Posted on 7 January 2013
The 30-month study, led by the University of York’s Social Policy Research Unit, will provide an essential evidence base for the technique which has the potential to help many of the 700,000 people in the UK with dementia, as well as the people who care for them.
Everybody has a life story. These are rich and varied and can be used to communicate who we are to the people around us
Life Story work involves helping people to record aspects of their past and present lives along with future hopes and wishes, often in a book or folder and, increasingly, in music, film and multi-media formats. Life Story work may have the potential to improve care for people with dementia in range of settings including hospitals and residential care homes, to support smooth transitions between care settings, and improve quality of life for those with dementia and their carers. The project aims to find out how, and in what circumstances, Life Story work could make a difference.
Partners in the study include the University of York Department of Health Sciences, the Hull York Medical School, Dementia UK, Innovations in Dementia, Anchor Trust, the Life Story Network, the University of Hull and Pennine Care NHS Foundation Trust.

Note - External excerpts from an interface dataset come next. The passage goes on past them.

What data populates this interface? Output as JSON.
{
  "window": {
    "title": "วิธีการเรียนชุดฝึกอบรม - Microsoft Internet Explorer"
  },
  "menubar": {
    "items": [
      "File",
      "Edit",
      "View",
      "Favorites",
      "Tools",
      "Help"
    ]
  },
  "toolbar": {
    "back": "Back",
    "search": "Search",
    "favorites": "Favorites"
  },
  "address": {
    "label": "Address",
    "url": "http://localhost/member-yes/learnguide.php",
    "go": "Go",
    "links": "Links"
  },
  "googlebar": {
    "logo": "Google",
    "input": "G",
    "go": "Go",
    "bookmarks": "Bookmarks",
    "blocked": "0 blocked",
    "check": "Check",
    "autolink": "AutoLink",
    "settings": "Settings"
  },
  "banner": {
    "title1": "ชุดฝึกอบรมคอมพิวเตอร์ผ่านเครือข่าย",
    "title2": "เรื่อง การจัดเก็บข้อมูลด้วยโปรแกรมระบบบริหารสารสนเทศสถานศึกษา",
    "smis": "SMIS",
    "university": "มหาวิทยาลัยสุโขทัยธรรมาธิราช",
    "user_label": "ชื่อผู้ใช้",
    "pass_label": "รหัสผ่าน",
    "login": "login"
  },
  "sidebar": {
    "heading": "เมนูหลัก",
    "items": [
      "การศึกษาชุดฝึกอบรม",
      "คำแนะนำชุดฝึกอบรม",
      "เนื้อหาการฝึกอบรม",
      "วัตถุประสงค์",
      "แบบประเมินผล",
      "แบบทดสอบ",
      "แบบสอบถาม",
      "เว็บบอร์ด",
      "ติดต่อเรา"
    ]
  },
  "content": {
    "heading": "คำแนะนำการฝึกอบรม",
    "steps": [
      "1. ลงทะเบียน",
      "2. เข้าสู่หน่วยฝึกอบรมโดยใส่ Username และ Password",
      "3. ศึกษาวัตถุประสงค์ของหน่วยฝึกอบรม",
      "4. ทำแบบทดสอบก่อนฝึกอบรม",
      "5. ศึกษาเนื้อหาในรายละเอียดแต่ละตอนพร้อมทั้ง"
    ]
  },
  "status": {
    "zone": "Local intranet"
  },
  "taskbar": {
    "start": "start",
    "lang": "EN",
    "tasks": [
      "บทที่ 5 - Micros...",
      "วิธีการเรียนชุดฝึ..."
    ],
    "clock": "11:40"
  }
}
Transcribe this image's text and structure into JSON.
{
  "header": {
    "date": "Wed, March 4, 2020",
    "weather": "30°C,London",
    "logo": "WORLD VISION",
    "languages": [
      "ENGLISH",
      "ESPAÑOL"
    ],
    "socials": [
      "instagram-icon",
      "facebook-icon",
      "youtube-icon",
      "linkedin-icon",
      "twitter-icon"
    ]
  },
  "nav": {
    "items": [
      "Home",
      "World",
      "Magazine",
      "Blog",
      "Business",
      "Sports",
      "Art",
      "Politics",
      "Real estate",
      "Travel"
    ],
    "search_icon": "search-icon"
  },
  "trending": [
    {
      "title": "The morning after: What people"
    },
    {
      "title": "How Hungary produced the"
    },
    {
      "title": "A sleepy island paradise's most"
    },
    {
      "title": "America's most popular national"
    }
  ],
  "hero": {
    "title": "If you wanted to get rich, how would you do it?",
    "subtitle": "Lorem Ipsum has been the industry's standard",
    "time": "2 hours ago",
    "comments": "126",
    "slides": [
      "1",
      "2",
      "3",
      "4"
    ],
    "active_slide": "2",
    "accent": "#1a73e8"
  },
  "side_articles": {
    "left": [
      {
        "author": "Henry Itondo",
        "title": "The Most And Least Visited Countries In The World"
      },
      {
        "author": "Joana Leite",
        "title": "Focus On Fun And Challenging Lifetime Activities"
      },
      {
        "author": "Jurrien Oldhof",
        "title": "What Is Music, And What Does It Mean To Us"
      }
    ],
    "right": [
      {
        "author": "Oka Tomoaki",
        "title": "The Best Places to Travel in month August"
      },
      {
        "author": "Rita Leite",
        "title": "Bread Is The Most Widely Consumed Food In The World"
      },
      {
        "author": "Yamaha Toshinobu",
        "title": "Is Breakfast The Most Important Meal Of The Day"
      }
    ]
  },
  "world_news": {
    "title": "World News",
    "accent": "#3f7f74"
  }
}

The involvement of people with dementia and their carers is a key feature of this project - a network of advisers, including five people with dementia and five family carers, will draw on personal experiences to inform the project throughout. Kate Harwood, a family carer involved as an adviser on the project, explained: “When you can’t remember what happened last month, week or even half an hour ago, what can you find to talk about? Life stories with photos and words can be shared together, act as a reminder and gives others insight into the person with dementia. This is why I have become involved in the York University Life Story project and am pleased that family carers and people with dementia are being involved in the project from the very start.”
Researchers will carry out a systematic review of literature on Life Story work and gather qualitative data through focus groups involving people with dementia, family carers and professionals. They will then develop a theoretical good practice model of Life Story work as well as surveying the current use of Life Story work in dementia care across England. Finally, the researchers will assess the potential effects and costs of using the technique in specialist inpatient and long-term care settings, and consider further evaluation.
A short film, designed and created with the help of people with dementia and their carers, will then be produced to showcase the study’s key messages.
Lead researcher Kate Gridley, of SPRU, said: “Everybody has a life story. These are rich and varied and can be used to communicate who we are to the people around us. People with dementia sometimes need help to communicate their histories and identities, and 'Life Story work' might provide a way for them to do this more easily.
“We aim to provide care providers, service planners and policy makers with robust evidence of the costs and potential outcomes of life story work to help improve decision making about the use of this approach.”
Funding and disclaimer
This project is being funded by the National Institute for Health Research Health Services and Delivery Research Programme. The views and opinions expressed in any reports and other outputs will be those of the authors and will not necessarily reflect those of the HS&DR Programme, NIHR, NHS or the Department of Health.